Scheduled post birth R&R. I needed a chiropractic adjustment and a massage, stat. A birth can be a traumatic event on the body. Instead I waited 4 months post birth to sit in a jacuzzi once and then was inspired to find a chiropractor who gave me adjustments and exercises to do twice a day. Once I started those simple kneeling side planks, I reinstated the self-massage of exercise back into my life and soothed my parasympathetic nervous system with yoga. Although I desperately needed a post-birth massage, and still really do, I asked for a cleaning service instead of a massage for Mother's Day. My preference to not clean trumps an hour of tension-releasing any day. Bear in mind, I'm just now considering myself to have recovered mostly from pregnancy, 9 months postpartum. The requisite to wait 18 months between pregnancies is a superb idea.

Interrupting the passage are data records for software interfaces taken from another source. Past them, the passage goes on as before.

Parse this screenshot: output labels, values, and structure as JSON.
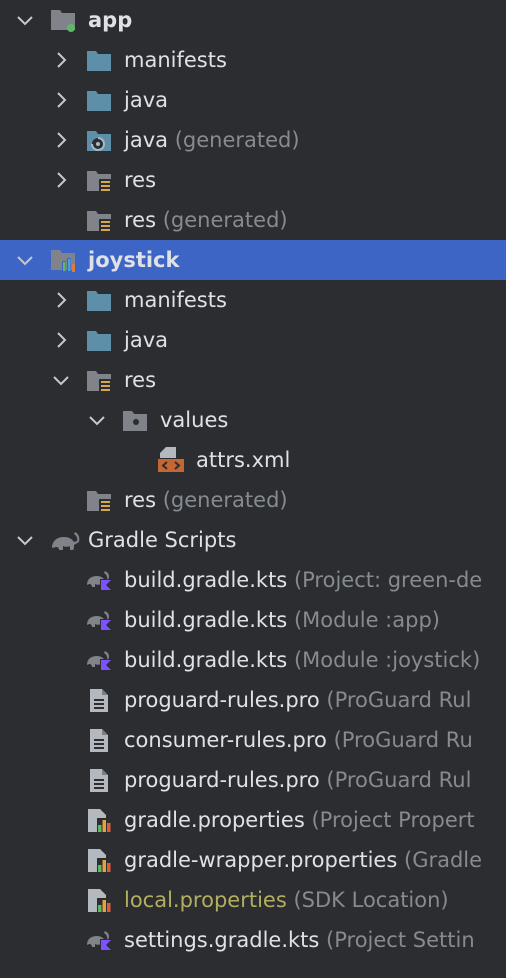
{
  "tree": [
    {
      "id": "app",
      "label": "app",
      "hint": "",
      "level": 0,
      "chevron": "down",
      "icon": "module-app-icon",
      "style": "bold"
    },
    {
      "id": "app-manifests",
      "label": "manifests",
      "hint": "",
      "level": 1,
      "chevron": "right",
      "icon": "folder-icon",
      "style": ""
    },
    {
      "id": "app-java",
      "label": "java",
      "hint": "",
      "level": 1,
      "chevron": "right",
      "icon": "folder-icon",
      "style": ""
    },
    {
      "id": "app-java-generated",
      "label": "java",
      "hint": "(generated)",
      "level": 1,
      "chevron": "right",
      "icon": "generated-folder-icon",
      "style": ""
    },
    {
      "id": "app-res",
      "label": "res",
      "hint": "",
      "level": 1,
      "chevron": "right",
      "icon": "res-folder-icon",
      "style": ""
    },
    {
      "id": "app-res-generated",
      "label": "res",
      "hint": "(generated)",
      "level": 1,
      "chevron": "none",
      "icon": "res-folder-icon",
      "style": ""
    },
    {
      "id": "joystick",
      "label": "joystick",
      "hint": "",
      "level": 0,
      "chevron": "down",
      "icon": "module-library-icon",
      "style": "bold",
      "selected": true
    },
    {
      "id": "joy-manifests",
      "label": "manifests",
      "hint": "",
      "level": 1,
      "chevron": "right",
      "icon": "folder-icon",
      "style": ""
    },
    {
      "id": "joy-java",
      "label": "java",
      "hint": "",
      "level": 1,
      "chevron": "right",
      "icon": "folder-icon",
      "style": ""
    },
    {
      "id": "joy-res",
      "label": "res",
      "hint": "",
      "level": 1,
      "chevron": "down",
      "icon": "res-folder-icon",
      "style": ""
    },
    {
      "id": "joy-values",
      "label": "values",
      "hint": "",
      "level": 2,
      "chevron": "down",
      "icon": "values-folder-icon",
      "style": ""
    },
    {
      "id": "joy-attrs",
      "label": "attrs.xml",
      "hint": "",
      "level": 3,
      "chevron": "none",
      "icon": "xml-file-icon",
      "style": ""
    },
    {
      "id": "joy-res-generated",
      "label": "res",
      "hint": "(generated)",
      "level": 1,
      "chevron": "none",
      "icon": "res-folder-icon",
      "style": ""
    },
    {
      "id": "gradle-scripts",
      "label": "Gradle Scripts",
      "hint": "",
      "level": 0,
      "chevron": "down",
      "icon": "gradle-elephant-icon",
      "style": ""
    },
    {
      "id": "gs-build-project",
      "label": "build.gradle.kts",
      "hint": "(Project: green-de",
      "level": 1,
      "chevron": "none",
      "icon": "gradle-kts-icon",
      "style": ""
    },
    {
      "id": "gs-build-app",
      "label": "build.gradle.kts",
      "hint": "(Module :app)",
      "level": 1,
      "chevron": "none",
      "icon": "gradle-kts-icon",
      "style": ""
    },
    {
      "id": "gs-build-joystick",
      "label": "build.gradle.kts",
      "hint": "(Module :joystick)",
      "level": 1,
      "chevron": "none",
      "icon": "gradle-kts-icon",
      "style": ""
    },
    {
      "id": "gs-proguard-app",
      "label": "proguard-rules.pro",
      "hint": "(ProGuard Rul",
      "level": 1,
      "chevron": "none",
      "icon": "text-file-icon",
      "style": ""
    },
    {
      "id": "gs-consumer",
      "label": "consumer-rules.pro",
      "hint": "(ProGuard Ru",
      "level": 1,
      "chevron": "none",
      "icon": "text-file-icon",
      "style": ""
    },
    {
      "id": "gs-proguard-joy",
      "label": "proguard-rules.pro",
      "hint": "(ProGuard Rul",
      "level": 1,
      "chevron": "none",
      "icon": "text-file-icon",
      "style": ""
    },
    {
      "id": "gs-gradle-props",
      "label": "gradle.properties",
      "hint": "(Project Propert",
      "level": 1,
      "chevron": "none",
      "icon": "properties-file-icon",
      "style": ""
    },
    {
      "id": "gs-wrapper-props",
      "label": "gradle-wrapper.properties",
      "hint": "(Gradle",
      "level": 1,
      "chevron": "none",
      "icon": "properties-file-icon",
      "style": ""
    },
    {
      "id": "gs-local-props",
      "label": "local.properties",
      "hint": "(SDK Location)",
      "level": 1,
      "chevron": "none",
      "icon": "properties-file-icon",
      "style": "yellow"
    },
    {
      "id": "gs-settings",
      "label": "settings.gradle.kts",
      "hint": "(Project Settin",
      "level": 1,
      "chevron": "none",
      "icon": "gradle-kts-icon",
      "style": ""
    }
  ]
}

As I sit here to reflect on the birth I received versus the birth I imagined, it bears mentioning there is nothing that will prepare for a birth except a birth. Cesarean or natural, each birth is as mysterious as the baby that follows.